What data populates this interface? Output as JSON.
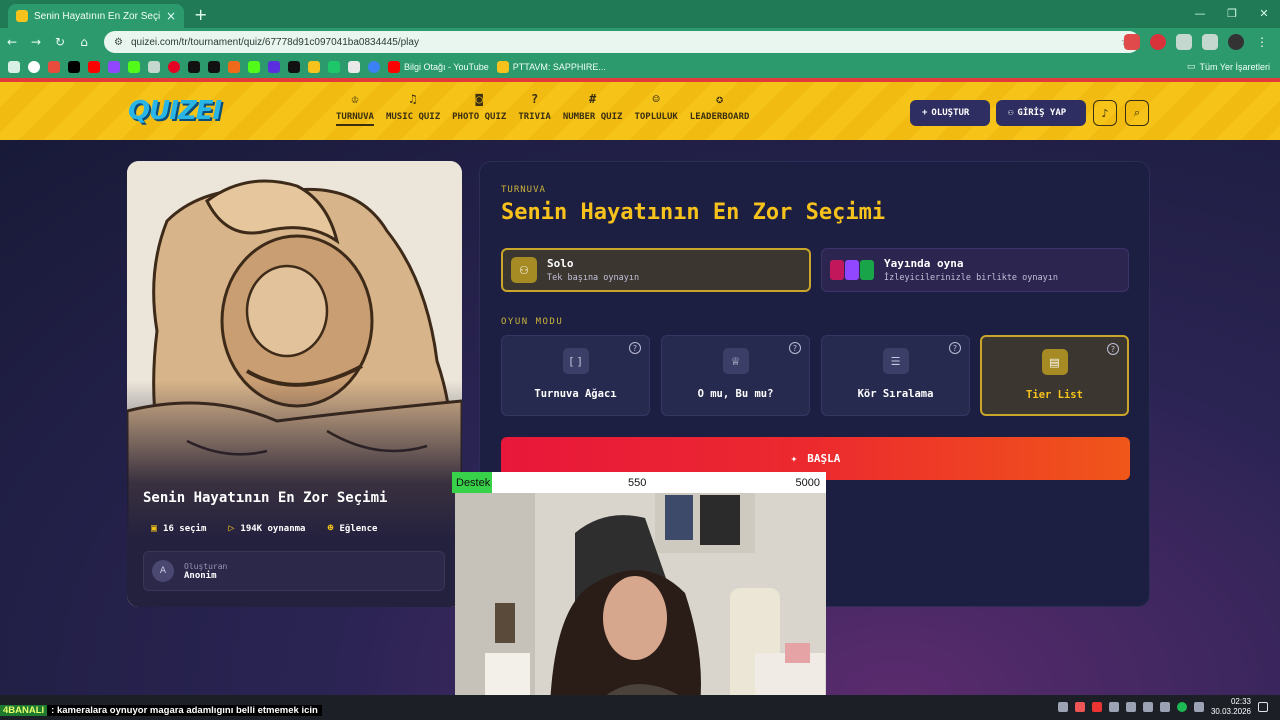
{
  "browser": {
    "tab_title": "Senin Hayatının En Zor Seçimi",
    "url": "quizei.com/tr/tournament/quiz/67778d91c097041ba0834445/play",
    "bookmarks": [
      "Bilgi Otağı - YouTube",
      "PTTAVM: SAPPHIRE..."
    ],
    "bookmarks_right": "Tüm Yer İşaretleri"
  },
  "site": {
    "logo": "QUIZEI",
    "nav": [
      {
        "label": "TURNUVA",
        "icon": "trophy-icon"
      },
      {
        "label": "MUSIC QUIZ",
        "icon": "music-icon"
      },
      {
        "label": "PHOTO QUIZ",
        "icon": "camera-icon"
      },
      {
        "label": "TRIVIA",
        "icon": "question-icon"
      },
      {
        "label": "NUMBER QUIZ",
        "icon": "hash-icon"
      },
      {
        "label": "TOPLULUK",
        "icon": "users-icon"
      },
      {
        "label": "LEADERBOARD",
        "icon": "award-icon"
      }
    ],
    "create_label": "OLUŞTUR",
    "login_label": "GİRİŞ YAP"
  },
  "quiz": {
    "title": "Senin Hayatının En Zor Seçimi",
    "choices": "16 seçim",
    "plays": "194K oynanma",
    "category": "Eğlence",
    "creator_label": "Oluşturan",
    "creator_name": "Anonim",
    "creator_initial": "A"
  },
  "panel": {
    "kicker": "TURNUVA",
    "title": "Senin Hayatının En Zor Seçimi",
    "solo_title": "Solo",
    "solo_sub": "Tek başına oynayın",
    "live_title": "Yayında oyna",
    "live_sub": "İzleyicilerinizle birlikte oynayın",
    "mode_label": "OYUN MODU",
    "modes": [
      "Turnuva Ağacı",
      "O mu, Bu mu?",
      "Kör Sıralama",
      "Tier List"
    ],
    "selected_mode": "Tier List",
    "start_label": "BAŞLA"
  },
  "overlay": {
    "donation_label": "Destek",
    "donation_current": "550",
    "donation_goal": "5000",
    "ticker_tag": "4BANALI",
    "ticker_msg": ": kameralara oynuyor magara adamlıgını belli etmemek icin"
  },
  "taskbar": {
    "time": "02:33",
    "date": "30.03.2026"
  },
  "colors": {
    "accent": "#f6c21b",
    "header_bg": "#f6c419",
    "start_btn": "#e8173a",
    "browser_green": "#2c9a6c"
  }
}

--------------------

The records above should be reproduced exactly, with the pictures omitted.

-- ANSWER BOX --
What data populates this interface? Output as JSON.
{
  "browser": {
    "tab_title": "Senin Hayatının En Zor Seçimi",
    "url": "quizei.com/tr/tournament/quiz/67778d91c097041ba0834445/play",
    "bookmarks": [
      "Bilgi Otağı - YouTube",
      "PTTAVM: SAPPHIRE..."
    ],
    "bookmarks_right": "Tüm Yer İşaretleri"
  },
  "site": {
    "logo": "QUIZEI",
    "nav": [
      {
        "label": "TURNUVA",
        "icon": "trophy-icon"
      },
      {
        "label": "MUSIC QUIZ",
        "icon": "music-icon"
      },
      {
        "label": "PHOTO QUIZ",
        "icon": "camera-icon"
      },
      {
        "label": "TRIVIA",
        "icon": "question-icon"
      },
      {
        "label": "NUMBER QUIZ",
        "icon": "hash-icon"
      },
      {
        "label": "TOPLULUK",
        "icon": "users-icon"
      },
      {
        "label": "LEADERBOARD",
        "icon": "award-icon"
      }
    ],
    "create_label": "OLUŞTUR",
    "login_label": "GİRİŞ YAP"
  },
  "quiz": {
    "title": "Senin Hayatının En Zor Seçimi",
    "choices": "16 seçim",
    "plays": "194K oynanma",
    "category": "Eğlence",
    "creator_label": "Oluşturan",
    "creator_name": "Anonim",
    "creator_initial": "A"
  },
  "panel": {
    "kicker": "TURNUVA",
    "title": "Senin Hayatının En Zor Seçimi",
    "solo_title": "Solo",
    "solo_sub": "Tek başına oynayın",
    "live_title": "Yayında oyna",
    "live_sub": "İzleyicilerinizle birlikte oynayın",
    "mode_label": "OYUN MODU",
    "modes": [
      "Turnuva Ağacı",
      "O mu, Bu mu?",
      "Kör Sıralama",
      "Tier List"
    ],
    "selected_mode": "Tier List",
    "start_label": "BAŞLA"
  },
  "overlay": {
    "donation_label": "Destek",
    "donation_current": "550",
    "donation_goal": "5000",
    "ticker_tag": "4BANALI",
    "ticker_msg": ": kameralara oynuyor magara adamlıgını belli etmemek icin"
  },
  "taskbar": {
    "time": "02:33",
    "date": "30.03.2026"
  },
  "colors": {
    "accent": "#f6c21b",
    "header_bg": "#f6c419",
    "start_btn": "#e8173a",
    "browser_green": "#2c9a6c"
  }
}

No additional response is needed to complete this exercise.